With pilot car in place, we're in the final stretch.

With pilot car in place, we're in the final stretch.

Onto 5th Avenue in Jamestown, some tricking driving was required to avoid low-hanging communications lines.

Onto 5th Avenue in Jamestown, some tricky driving was required to avoid low-hanging communications lines.

And then, finally, we were in the yard!

And then, finally, we were in the yard!

With the truck, and front of the trailer removed, the crew laid out the track ramp for remove of the locomotive.

With the truck, and front of the trailer removed, the crew laid out the track ramp for unloading.

George then drove the diesel and a flatbed car through the shop.

George then drove the diesel and a flatbed car through the shop.

The car then couples to the front of the locomotive, and it is carefully brought down the ramp.

The car then couples to the front of the locomotive, and it is carefully brought down the ramp.

Finally in the Tri Dam shop!  Ready for work to resume on Monday morning.

Finally in the Tri Dam shop! Ready for work to resume on Monday morning.

Back at the Jamestown Shops

Most of the workforce is now at the Sacramento Shops, where work on the Sierra #3 boiler is now occurring 7 days a week until the target return date of October 29th.  In the meantime, activity continues at Railtown’s Jamestown shop, just at a quieter pace.
Newly manufactured leaf springs ready to paint and install.

Newly manufactured leaf springs have arrived, ready to paint and install on the tender trucks.

Previously repaired rod brass frames George Sapp and Erik Young at the Jamestown Shop.
Previously repaired rod brass,  frames George Sapp and Erik Young at the Jamestown Shop.
Bob West is working on the rod brass.

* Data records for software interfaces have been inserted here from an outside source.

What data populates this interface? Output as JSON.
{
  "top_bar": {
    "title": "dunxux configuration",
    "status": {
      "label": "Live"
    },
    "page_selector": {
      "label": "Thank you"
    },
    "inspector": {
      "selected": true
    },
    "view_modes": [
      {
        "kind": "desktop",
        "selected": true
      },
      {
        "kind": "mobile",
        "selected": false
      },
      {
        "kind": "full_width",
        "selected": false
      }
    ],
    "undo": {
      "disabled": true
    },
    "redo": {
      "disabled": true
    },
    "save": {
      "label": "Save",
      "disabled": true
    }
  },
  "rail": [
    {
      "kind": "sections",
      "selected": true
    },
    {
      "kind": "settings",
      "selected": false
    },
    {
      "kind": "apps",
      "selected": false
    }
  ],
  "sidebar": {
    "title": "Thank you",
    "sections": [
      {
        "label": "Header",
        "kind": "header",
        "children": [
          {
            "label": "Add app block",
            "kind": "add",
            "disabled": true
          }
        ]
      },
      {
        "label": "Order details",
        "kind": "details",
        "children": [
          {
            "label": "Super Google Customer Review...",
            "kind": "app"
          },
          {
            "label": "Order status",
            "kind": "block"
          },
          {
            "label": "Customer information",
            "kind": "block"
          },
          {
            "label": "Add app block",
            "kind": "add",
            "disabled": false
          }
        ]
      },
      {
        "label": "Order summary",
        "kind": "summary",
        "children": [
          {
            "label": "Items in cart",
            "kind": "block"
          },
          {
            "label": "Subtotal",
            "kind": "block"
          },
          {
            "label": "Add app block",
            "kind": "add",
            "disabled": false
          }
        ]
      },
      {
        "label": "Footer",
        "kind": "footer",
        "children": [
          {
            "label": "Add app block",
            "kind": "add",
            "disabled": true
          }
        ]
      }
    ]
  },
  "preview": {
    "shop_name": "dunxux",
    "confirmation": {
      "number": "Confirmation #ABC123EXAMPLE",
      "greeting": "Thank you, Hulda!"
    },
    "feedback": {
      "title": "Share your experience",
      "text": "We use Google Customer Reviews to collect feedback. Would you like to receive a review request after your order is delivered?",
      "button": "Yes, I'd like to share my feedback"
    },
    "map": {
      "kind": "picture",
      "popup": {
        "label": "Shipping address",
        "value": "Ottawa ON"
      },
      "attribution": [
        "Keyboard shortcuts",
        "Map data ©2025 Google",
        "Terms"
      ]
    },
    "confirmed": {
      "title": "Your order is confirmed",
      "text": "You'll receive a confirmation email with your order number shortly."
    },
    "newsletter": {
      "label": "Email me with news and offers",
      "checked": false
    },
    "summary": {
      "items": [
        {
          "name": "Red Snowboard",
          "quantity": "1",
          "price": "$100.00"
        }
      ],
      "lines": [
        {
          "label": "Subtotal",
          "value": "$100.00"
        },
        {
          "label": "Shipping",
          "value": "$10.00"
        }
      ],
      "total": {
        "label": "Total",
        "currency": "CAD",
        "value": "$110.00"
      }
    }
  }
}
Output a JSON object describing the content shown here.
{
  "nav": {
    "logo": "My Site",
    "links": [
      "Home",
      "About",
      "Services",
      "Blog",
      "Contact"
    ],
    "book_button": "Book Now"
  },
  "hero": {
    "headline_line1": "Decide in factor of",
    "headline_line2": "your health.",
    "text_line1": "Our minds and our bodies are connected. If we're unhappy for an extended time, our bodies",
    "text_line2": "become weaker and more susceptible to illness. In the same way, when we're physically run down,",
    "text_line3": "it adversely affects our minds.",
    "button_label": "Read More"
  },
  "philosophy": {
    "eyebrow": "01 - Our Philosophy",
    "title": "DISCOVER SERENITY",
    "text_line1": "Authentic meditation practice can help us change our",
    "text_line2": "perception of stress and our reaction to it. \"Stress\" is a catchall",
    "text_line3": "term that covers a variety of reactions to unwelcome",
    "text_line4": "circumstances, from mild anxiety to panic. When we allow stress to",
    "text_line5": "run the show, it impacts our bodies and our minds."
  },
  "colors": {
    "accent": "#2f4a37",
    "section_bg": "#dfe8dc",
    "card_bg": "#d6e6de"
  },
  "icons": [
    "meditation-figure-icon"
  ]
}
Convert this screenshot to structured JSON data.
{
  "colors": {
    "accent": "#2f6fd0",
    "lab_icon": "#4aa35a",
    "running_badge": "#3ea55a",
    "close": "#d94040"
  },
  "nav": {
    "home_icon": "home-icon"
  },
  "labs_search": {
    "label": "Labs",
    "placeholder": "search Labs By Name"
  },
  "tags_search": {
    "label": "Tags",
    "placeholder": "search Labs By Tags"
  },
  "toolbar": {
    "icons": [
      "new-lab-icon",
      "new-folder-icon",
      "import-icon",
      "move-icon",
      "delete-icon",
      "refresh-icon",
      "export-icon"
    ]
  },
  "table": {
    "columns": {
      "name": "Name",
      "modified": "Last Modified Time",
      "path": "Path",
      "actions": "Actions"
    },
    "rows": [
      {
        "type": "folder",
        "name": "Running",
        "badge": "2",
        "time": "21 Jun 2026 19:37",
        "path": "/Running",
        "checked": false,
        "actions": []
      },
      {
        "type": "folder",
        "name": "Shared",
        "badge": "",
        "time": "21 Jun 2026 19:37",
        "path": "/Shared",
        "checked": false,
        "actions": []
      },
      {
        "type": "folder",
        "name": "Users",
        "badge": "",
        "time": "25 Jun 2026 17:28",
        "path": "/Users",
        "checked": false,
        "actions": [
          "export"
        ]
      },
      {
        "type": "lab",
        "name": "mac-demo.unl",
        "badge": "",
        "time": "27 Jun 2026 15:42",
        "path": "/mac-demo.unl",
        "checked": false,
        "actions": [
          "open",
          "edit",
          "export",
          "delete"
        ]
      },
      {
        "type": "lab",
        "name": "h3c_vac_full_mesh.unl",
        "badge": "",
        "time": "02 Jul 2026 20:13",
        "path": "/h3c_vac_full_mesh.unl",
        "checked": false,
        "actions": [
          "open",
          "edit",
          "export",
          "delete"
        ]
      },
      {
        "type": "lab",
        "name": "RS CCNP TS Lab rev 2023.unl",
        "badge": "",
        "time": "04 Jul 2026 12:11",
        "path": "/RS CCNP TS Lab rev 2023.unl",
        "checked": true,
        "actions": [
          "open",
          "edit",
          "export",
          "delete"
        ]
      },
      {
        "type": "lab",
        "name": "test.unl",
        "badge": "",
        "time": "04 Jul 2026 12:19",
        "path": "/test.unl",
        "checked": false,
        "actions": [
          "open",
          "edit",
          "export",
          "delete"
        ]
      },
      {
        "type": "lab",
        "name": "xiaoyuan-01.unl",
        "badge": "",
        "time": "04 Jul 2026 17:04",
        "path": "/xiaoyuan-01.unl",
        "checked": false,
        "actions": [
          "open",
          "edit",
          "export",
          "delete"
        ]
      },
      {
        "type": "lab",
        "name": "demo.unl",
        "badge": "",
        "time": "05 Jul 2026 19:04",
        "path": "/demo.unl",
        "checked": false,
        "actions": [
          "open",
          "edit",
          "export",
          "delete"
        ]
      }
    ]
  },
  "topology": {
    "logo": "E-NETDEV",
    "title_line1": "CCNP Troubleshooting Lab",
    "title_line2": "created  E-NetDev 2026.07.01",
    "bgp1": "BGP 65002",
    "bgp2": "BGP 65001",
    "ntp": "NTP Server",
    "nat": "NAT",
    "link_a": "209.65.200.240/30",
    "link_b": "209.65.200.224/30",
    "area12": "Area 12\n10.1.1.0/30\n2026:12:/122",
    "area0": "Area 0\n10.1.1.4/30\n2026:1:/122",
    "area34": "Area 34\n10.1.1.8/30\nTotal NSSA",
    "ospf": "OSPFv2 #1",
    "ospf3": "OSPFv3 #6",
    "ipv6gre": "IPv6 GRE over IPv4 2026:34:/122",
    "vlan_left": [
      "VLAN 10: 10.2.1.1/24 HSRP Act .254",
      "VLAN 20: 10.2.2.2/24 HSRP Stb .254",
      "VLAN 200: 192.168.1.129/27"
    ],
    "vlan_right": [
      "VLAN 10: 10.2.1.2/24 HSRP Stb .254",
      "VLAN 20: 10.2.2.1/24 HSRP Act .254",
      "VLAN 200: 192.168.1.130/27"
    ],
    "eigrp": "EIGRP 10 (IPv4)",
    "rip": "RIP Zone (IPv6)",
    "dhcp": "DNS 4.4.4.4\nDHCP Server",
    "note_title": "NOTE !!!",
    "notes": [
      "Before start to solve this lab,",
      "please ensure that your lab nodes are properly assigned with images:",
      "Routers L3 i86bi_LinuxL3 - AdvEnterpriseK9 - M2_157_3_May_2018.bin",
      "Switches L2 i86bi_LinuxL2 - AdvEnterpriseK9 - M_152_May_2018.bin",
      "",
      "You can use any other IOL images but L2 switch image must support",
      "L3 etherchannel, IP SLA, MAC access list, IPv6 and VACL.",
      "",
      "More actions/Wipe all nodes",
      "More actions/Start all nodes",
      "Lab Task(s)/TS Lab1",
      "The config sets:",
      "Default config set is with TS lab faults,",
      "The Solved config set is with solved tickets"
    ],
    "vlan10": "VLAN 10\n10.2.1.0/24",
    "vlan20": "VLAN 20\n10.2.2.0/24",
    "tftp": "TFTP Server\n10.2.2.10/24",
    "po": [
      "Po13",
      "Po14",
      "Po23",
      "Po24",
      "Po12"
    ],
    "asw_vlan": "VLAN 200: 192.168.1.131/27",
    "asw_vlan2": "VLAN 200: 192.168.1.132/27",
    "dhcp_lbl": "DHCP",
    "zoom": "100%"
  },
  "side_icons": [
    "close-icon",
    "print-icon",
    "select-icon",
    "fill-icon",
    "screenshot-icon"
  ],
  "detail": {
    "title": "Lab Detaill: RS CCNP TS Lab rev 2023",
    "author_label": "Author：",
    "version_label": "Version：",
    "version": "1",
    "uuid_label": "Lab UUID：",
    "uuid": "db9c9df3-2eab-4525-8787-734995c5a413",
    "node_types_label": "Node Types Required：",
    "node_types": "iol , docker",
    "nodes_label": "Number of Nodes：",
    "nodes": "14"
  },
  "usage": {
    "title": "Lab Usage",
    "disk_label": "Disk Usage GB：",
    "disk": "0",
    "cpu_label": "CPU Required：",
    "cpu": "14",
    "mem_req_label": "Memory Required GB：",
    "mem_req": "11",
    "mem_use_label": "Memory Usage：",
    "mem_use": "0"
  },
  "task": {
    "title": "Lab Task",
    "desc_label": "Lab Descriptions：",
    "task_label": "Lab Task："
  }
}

Bob West is preparing newly cast rod brass to machine to fit the new crankpins.